The House passed a one-year "patch" of the alternative minimum tax with revenue-raising offsets yesterday, while the housing bill stalled in the Senate as members argued over whether to add bond-related and other energy tax-credit provisions to it.
House members voted 233 to 189, largely along party lines, to approve the AMT Relief Act, which was sponsored by Ways and Means Committee chairman Charles Rangel, D-N.Y. But thanks to a threatened veto from the Bush administration and a reluctant Senate, Republicans are arguing its overall prospects are bleak due to the revenue-raising offsets.
Ways and Means ranking minority member Jim McCrery, R-La., said the bill highlights "a clear difference between the two parties in the House when it comes to tax policy."
"Republicans believe that Congress should not raise taxes on one group of taxpayers in order to prevent a tax increase on another set of taxpayers," he said.
The president echoed that sentiment in a statement issued Tuesday that said he would veto the bill if it came to his desk in its current form because of the offsets.
The House measure would offset the estimated $61 billion a new patch of AMT would cost by raising taxes on oil companies and hedge fund managers.
If the Bush veto is not enough, House proponents of the bill are forced to deal with discouraging words from Rangel's counterpart in the Senate, Finance Committee chairman Max Baucus, D-Mont.
Baucus, who introduced his own one-year AMT patch without offsets, said earlier this month: "We all know [an AMT patch is] not going to be paid for, so why go through all the motions?"

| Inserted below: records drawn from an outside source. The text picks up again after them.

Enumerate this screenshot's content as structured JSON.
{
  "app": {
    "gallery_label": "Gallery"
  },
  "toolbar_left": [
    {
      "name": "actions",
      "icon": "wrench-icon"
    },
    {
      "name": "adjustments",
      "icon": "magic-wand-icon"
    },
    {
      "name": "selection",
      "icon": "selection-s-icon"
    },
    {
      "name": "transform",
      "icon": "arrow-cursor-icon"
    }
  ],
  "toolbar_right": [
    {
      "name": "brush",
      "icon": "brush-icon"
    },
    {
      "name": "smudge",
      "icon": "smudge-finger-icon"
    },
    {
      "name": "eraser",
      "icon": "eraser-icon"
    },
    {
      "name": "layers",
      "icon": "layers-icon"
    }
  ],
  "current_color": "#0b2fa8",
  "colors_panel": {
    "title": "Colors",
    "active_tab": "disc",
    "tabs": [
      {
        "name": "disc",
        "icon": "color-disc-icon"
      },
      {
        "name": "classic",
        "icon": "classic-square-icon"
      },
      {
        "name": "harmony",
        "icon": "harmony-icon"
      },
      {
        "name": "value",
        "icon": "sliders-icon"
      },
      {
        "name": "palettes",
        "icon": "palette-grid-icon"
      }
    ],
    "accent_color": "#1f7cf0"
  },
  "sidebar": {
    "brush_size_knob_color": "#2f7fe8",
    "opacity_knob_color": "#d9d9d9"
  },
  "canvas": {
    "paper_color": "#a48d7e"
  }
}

Last year, Congress barely was able to pass a one-year patch of the tax to prevent millions of homeowners from becoming subject to it, with Democrats ultimately agreeing to forgo pay-go rules.
Baucus proposed his patch as part of a larger tax-extenders bill, but that measure has yet to be considered by the Senate, as it has twice failed a procedural vote to limit debate.
The AMT, which applies to interest earned on private-activity bonds and some governmental and 501(c)(3) bonds, was created to prevent high-income households eligible for several tax breaks from paying little or no taxes. However, the AMT is not indexed to inflation, so more taxpayers become subject to it each year.
Meanwhile, a broad housing bill with several tax-exempt bond provisions continued to stall yesterday after Senate members overwhelmingly voted Tuesday to limit debate on it.
The lack of action on the $300 billion Housing and Economic Recovery Act of 2008 was due to Sen. John Ensign, R-Nev., who was insisting that an amendment be added to the bill that would extend renewable energy tax credits. That amendment would authorize $3 billion of energy conservation bonds and $2 billion of clean renewable energy bonds, as well as modify tax-exempt and tax-credit bonds issued in Gulf Opportunity Zones and areas affected by the flooding in the Midwest.
Senate Democrats have refused to consider the non-housing amendment, so Republicans have refused to grant the unanimous consent needed to advance to direct consideration of the bill, instead consuming all 30 hours of debate until late yesterday.
While housing sources remained confident the measure would be passed late yesterday, additional procedural votes could potentially drive debate of the bill into this weekend.
If passed, the bill would provide an additional $11 billion in mortgage revenue bonds to housing finance agencies to refinance subprime mortgages or provide new loans to first-time homebuyers, as well as permanently exempt all housing bonds from the AMT. Bush has also threatened to veto this bill.